INSKEEP: Well, then what is the president himself saying about this, as best you can determine?

KEITH: Well, he hinted at a holiday party at the White House a couple of nights ago about his 2024 ambitions. He told Republicans there that he'd like to be president another four years, even if that means returning in four years. Meanwhile, he posted a lengthy video on social media last night that was just chock-full of falsehoods, going over debunked claims that haven't been proven in court and haven't even been brought up in court because they couldn't stand up to it.

INSKEEP: And yet the president is going on to think about 2024. But let me ask about that, Tam. There are a lot of ambitious Republicans who've accepted the president personally humiliating them and embarrassing them and been silent about a lot of things, presumably so they would get a chance to go next. What's it mean to them that now the president himself may want to go next?

KEITH: Our sources - and basically the rules of politics - tell us that it will freeze them out. And that is part of the point. President Trump remains very popular with his base. And he is very good at keeping the spotlight on himself. And that will hurt people like Nikki Haley, the former South Carolina governor, Maryland Governor Larry Hogan, who are thought to have presidential ambitions, as well as senators like Tom Cotton and others who have been positioning themselves to run in 2024. Vice President Mike Pence may be OK, one person tells me, because he already has a brand and a high profile because of the office he holds.

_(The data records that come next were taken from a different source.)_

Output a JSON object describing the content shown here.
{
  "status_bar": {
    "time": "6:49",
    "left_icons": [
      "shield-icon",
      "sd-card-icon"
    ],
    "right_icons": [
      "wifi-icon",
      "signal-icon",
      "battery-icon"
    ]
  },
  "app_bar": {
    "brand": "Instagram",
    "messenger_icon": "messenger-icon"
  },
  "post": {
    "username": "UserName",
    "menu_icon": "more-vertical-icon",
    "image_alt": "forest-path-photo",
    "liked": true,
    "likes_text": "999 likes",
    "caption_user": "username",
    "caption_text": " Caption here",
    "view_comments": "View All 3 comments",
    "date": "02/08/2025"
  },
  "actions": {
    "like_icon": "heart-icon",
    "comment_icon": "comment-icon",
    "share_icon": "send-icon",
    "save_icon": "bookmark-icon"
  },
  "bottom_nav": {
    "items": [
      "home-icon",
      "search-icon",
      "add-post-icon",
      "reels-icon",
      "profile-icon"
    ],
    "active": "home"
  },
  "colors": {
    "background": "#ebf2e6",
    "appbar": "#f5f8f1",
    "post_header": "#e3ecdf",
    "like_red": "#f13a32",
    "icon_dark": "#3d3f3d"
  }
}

INSKEEP: OK. Tamara, thanks so much.

KEITH: You're welcome.

INSKEEP: That's NPR White House correspondent Tamara Keith. Transcript provided by NPR, Copyright NPR.